• [Work to complete]:
Set the records down again, exactly, without their images.

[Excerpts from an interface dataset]
::::

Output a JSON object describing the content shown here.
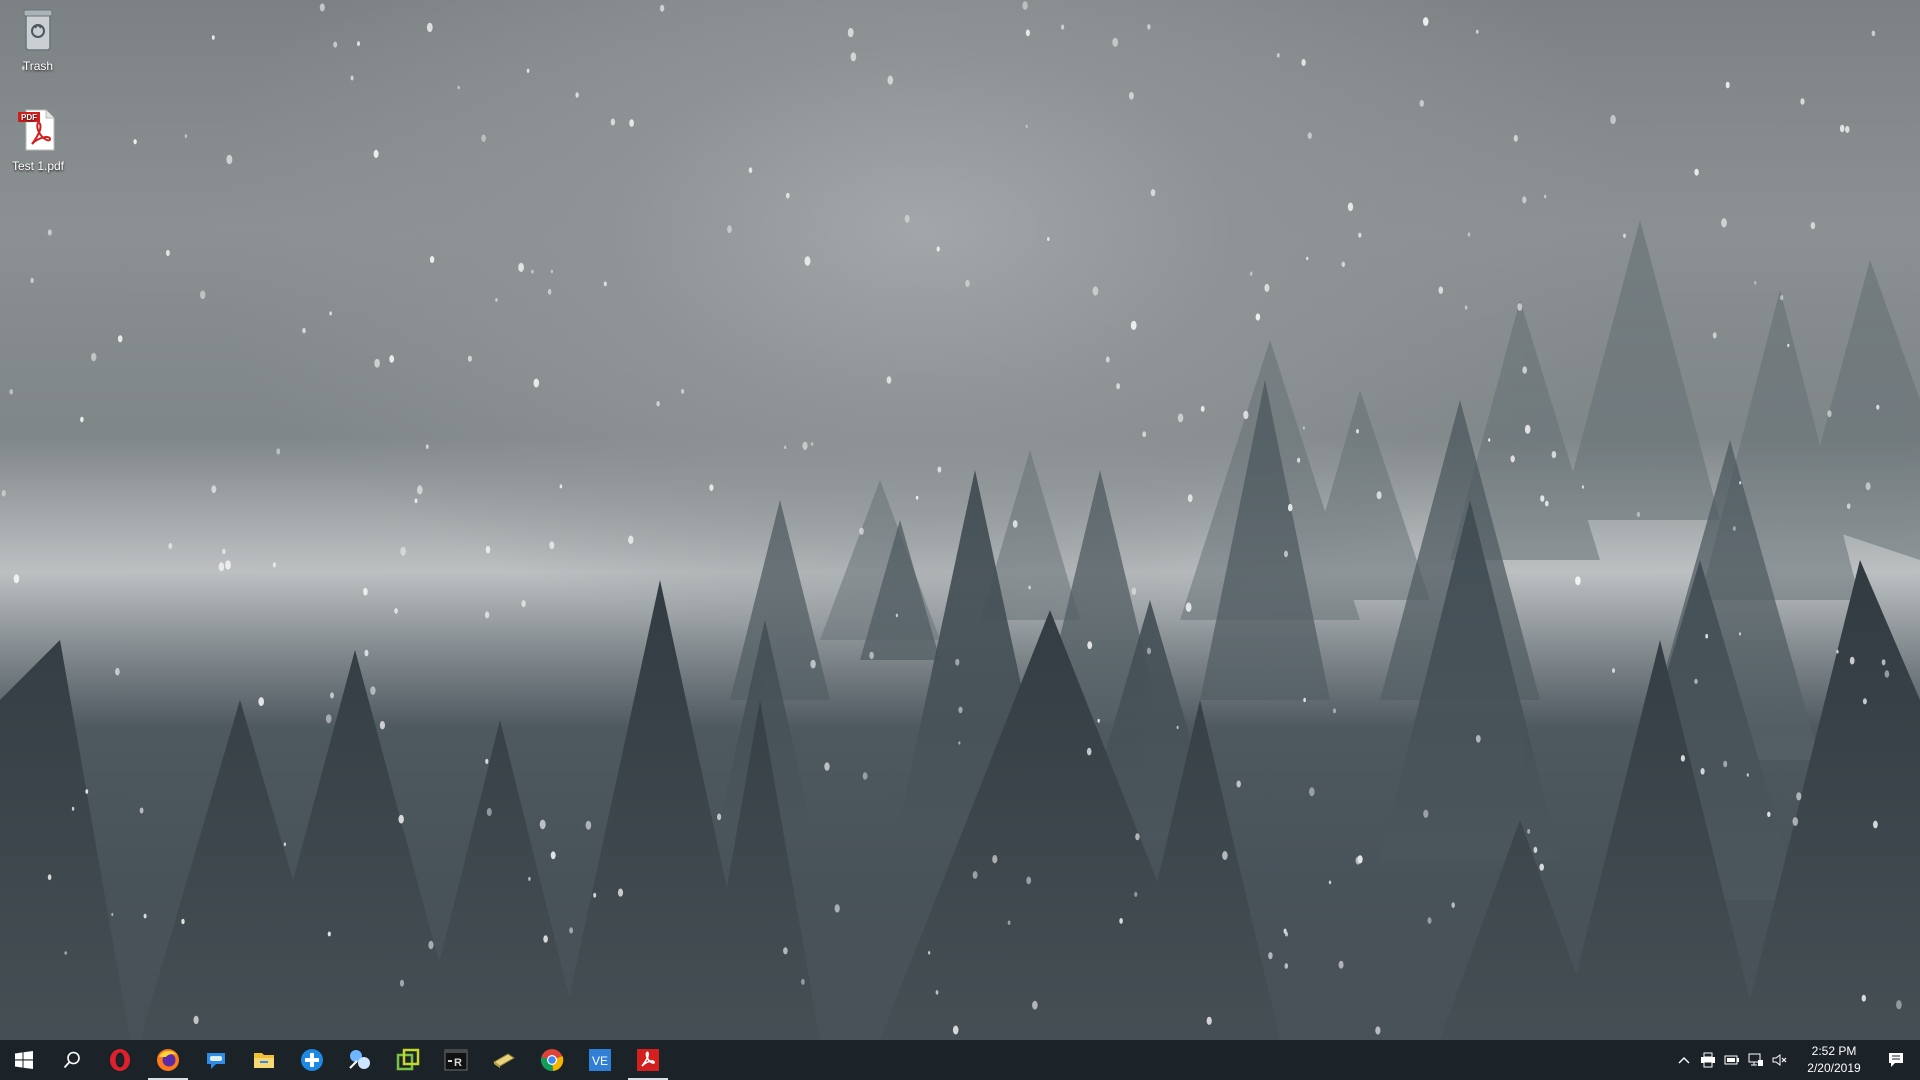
{
  "desktop": {
    "icons": [
      {
        "label": "Trash",
        "icon": "recycle-bin-icon"
      },
      {
        "label": "Test 1.pdf",
        "icon": "pdf-file-icon",
        "badge": "PDF"
      }
    ]
  },
  "taskbar": {
    "start": {
      "icon": "windows-start-icon"
    },
    "search": {
      "icon": "search-icon"
    },
    "apps": [
      {
        "name": "opera-icon",
        "color": "#e0202c",
        "active": false
      },
      {
        "name": "firefox-icon",
        "color": "#ff7a1a",
        "active": true
      },
      {
        "name": "chat-icon",
        "color": "#2e8be6",
        "active": false
      },
      {
        "name": "file-explorer-icon",
        "color": "#f2c037",
        "active": false
      },
      {
        "name": "medical-cross-icon",
        "color": "#1e88e5",
        "active": false
      },
      {
        "name": "network-globe-icon",
        "color": "#6fb6ff",
        "active": false
      },
      {
        "name": "vm-window-icon",
        "color": "#7ac143",
        "active": false
      },
      {
        "name": "r-terminal-icon",
        "color": "#d8d8d8",
        "active": false
      },
      {
        "name": "ticket-icon",
        "color": "#e8d27a",
        "active": false
      },
      {
        "name": "chrome-icon",
        "color": "#34a853",
        "active": false
      },
      {
        "name": "vectorworks-icon",
        "color": "#2f7fd6",
        "label": "VE",
        "active": false
      },
      {
        "name": "acrobat-icon",
        "color": "#d3201f",
        "active": true
      }
    ]
  },
  "tray": {
    "icons": [
      "chevron-up-icon",
      "printer-icon",
      "battery-icon",
      "network-icon",
      "volume-muted-icon"
    ],
    "time": "2:52 PM",
    "date": "2/20/2019",
    "notification_icon": "action-center-icon"
  }
}
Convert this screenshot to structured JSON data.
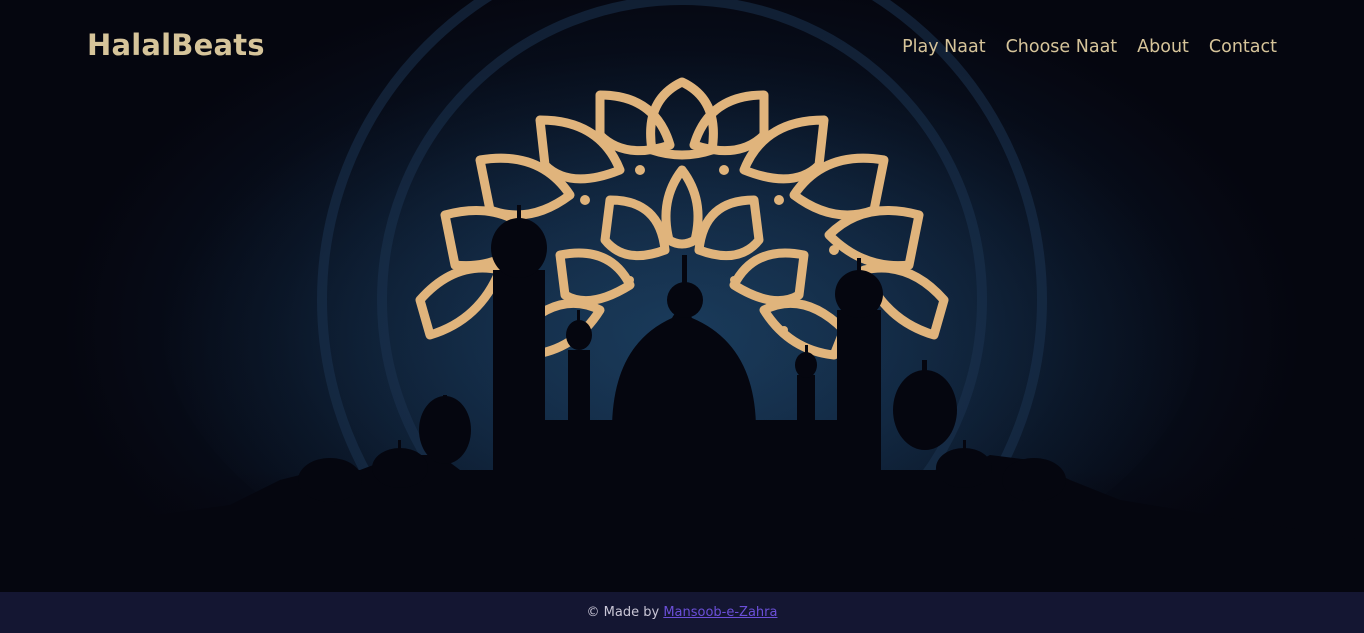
{
  "navbar": {
    "brand": "HalalBeats",
    "links": [
      "Play Naat",
      "Choose Naat",
      "About",
      "Contact"
    ]
  },
  "hero": {
    "image": "mosque-silhouette-with-golden-mandala",
    "colors": {
      "gold": "#e0b47c",
      "background": "#0e1f36",
      "silhouette": "#05060f"
    }
  },
  "footer": {
    "prefix": "© Made by",
    "author": "Mansoob-e-Zahra"
  }
}
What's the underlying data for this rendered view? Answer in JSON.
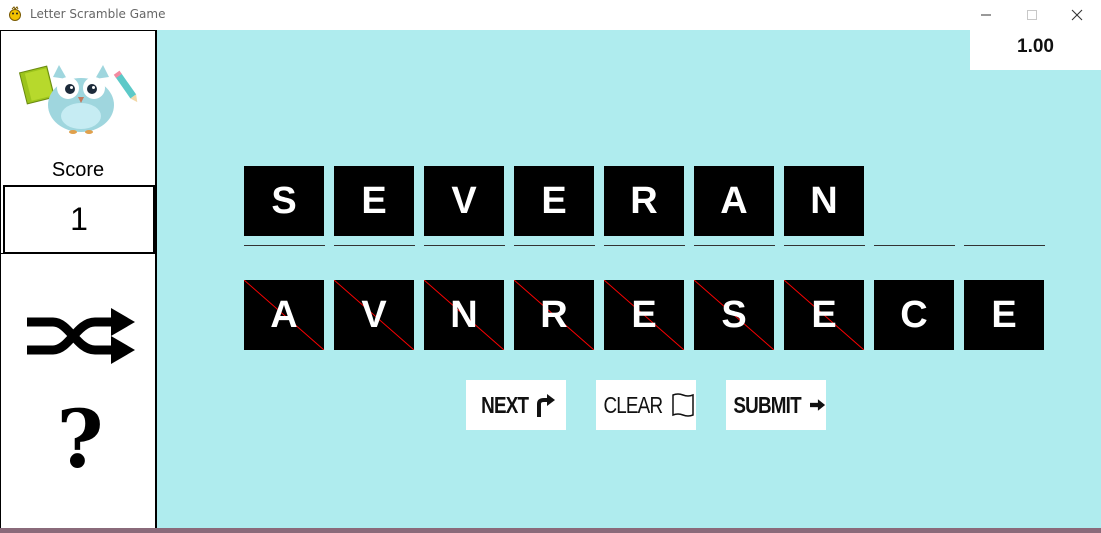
{
  "window": {
    "title": "Letter Scramble Game",
    "minimize_icon": "minimize-icon",
    "maximize_icon": "maximize-icon",
    "close_icon": "close-icon"
  },
  "sidebar": {
    "mascot": "owl-mascot",
    "score_label": "Score",
    "score_value": "1",
    "shuffle_icon": "shuffle-icon",
    "help_icon": "question-mark-icon"
  },
  "timer": {
    "value": "1.00"
  },
  "answer_letters": [
    "S",
    "E",
    "V",
    "E",
    "R",
    "A",
    "N"
  ],
  "answer_slot_count": 9,
  "scrambled_tiles": [
    {
      "letter": "A",
      "used": true
    },
    {
      "letter": "V",
      "used": true
    },
    {
      "letter": "N",
      "used": true
    },
    {
      "letter": "R",
      "used": true
    },
    {
      "letter": "E",
      "used": true
    },
    {
      "letter": "S",
      "used": true
    },
    {
      "letter": "E",
      "used": true
    },
    {
      "letter": "C",
      "used": false
    },
    {
      "letter": "E",
      "used": false
    }
  ],
  "buttons": {
    "next": {
      "label": "NEXT",
      "icon": "turn-right-arrow-icon"
    },
    "clear": {
      "label": "CLEAR",
      "icon": "eraser-icon"
    },
    "submit": {
      "label": "SUBMIT",
      "icon": "right-arrow-icon"
    }
  },
  "colors": {
    "game_background": "#afecee",
    "tile": "#000000",
    "tile_text": "#ffffff",
    "used_cross": "#ff0000"
  }
}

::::

• [Solution to this exercise]:
Output a JSON object describing the content shown here.
{
  "desktop": {
    "icons": [
      {
        "label": "Trash",
        "icon": "recycle-bin-icon"
      },
      {
        "label": "Test 1.pdf",
        "icon": "pdf-file-icon",
        "badge": "PDF"
      }
    ]
  },
  "taskbar": {
    "start": {
      "icon": "windows-start-icon"
    },
    "search": {
      "icon": "search-icon"
    },
    "apps": [
      {
        "name": "opera-icon",
        "color": "#e0202c",
        "active": false
      },
      {
        "name": "firefox-icon",
        "color": "#ff7a1a",
        "active": true
      },
      {
        "name": "chat-icon",
        "color": "#2e8be6",
        "active": false
      },
      {
        "name": "file-explorer-icon",
        "color": "#f2c037",
        "active": false
      },
      {
        "name": "medical-cross-icon",
        "color": "#1e88e5",
        "active": false
      },
      {
        "name": "network-globe-icon",
        "color": "#6fb6ff",
        "active": false
      },
      {
        "name": "vm-window-icon",
        "color": "#7ac143",
        "active": false
      },
      {
        "name": "r-terminal-icon",
        "color": "#d8d8d8",
        "active": false
      },
      {
        "name": "ticket-icon",
        "color": "#e8d27a",
        "active": false
      },
      {
        "name": "chrome-icon",
        "color": "#34a853",
        "active": false
      },
      {
        "name": "vectorworks-icon",
        "color": "#2f7fd6",
        "label": "VE",
        "active": false
      },
      {
        "name": "acrobat-icon",
        "color": "#d3201f",
        "active": true
      }
    ]
  },
  "tray": {
    "icons": [
      "chevron-up-icon",
      "printer-icon",
      "battery-icon",
      "network-icon",
      "volume-muted-icon"
    ],
    "time": "2:52 PM",
    "date": "2/20/2019",
    "notification_icon": "action-center-icon"
  }
}
Convert this screenshot to structured JSON data.
{
  "navbar": {
    "brand": "HalalBeats",
    "links": [
      "Play Naat",
      "Choose Naat",
      "About",
      "Contact"
    ]
  },
  "hero": {
    "image": "mosque-silhouette-with-golden-mandala",
    "colors": {
      "gold": "#e0b47c",
      "background": "#0e1f36",
      "silhouette": "#05060f"
    }
  },
  "footer": {
    "prefix": "© Made by",
    "author": "Mansoob-e-Zahra"
  }
}
What's the underlying data for this rendered view? Answer in JSON.
{
  "window": {
    "title": "Letter Scramble Game",
    "minimize_icon": "minimize-icon",
    "maximize_icon": "maximize-icon",
    "close_icon": "close-icon"
  },
  "sidebar": {
    "mascot": "owl-mascot",
    "score_label": "Score",
    "score_value": "1",
    "shuffle_icon": "shuffle-icon",
    "help_icon": "question-mark-icon"
  },
  "timer": {
    "value": "1.00"
  },
  "answer_letters": [
    "S",
    "E",
    "V",
    "E",
    "R",
    "A",
    "N"
  ],
  "answer_slot_count": 9,
  "scrambled_tiles": [
    {
      "letter": "A",
      "used": true
    },
    {
      "letter": "V",
      "used": true
    },
    {
      "letter": "N",
      "used": true
    },
    {
      "letter": "R",
      "used": true
    },
    {
      "letter": "E",
      "used": true
    },
    {
      "letter": "S",
      "used": true
    },
    {
      "letter": "E",
      "used": true
    },
    {
      "letter": "C",
      "used": false
    },
    {
      "letter": "E",
      "used": false
    }
  ],
  "buttons": {
    "next": {
      "label": "NEXT",
      "icon": "turn-right-arrow-icon"
    },
    "clear": {
      "label": "CLEAR",
      "icon": "eraser-icon"
    },
    "submit": {
      "label": "SUBMIT",
      "icon": "right-arrow-icon"
    }
  },
  "colors": {
    "game_background": "#afecee",
    "tile": "#000000",
    "tile_text": "#ffffff",
    "used_cross": "#ff0000"
  }
}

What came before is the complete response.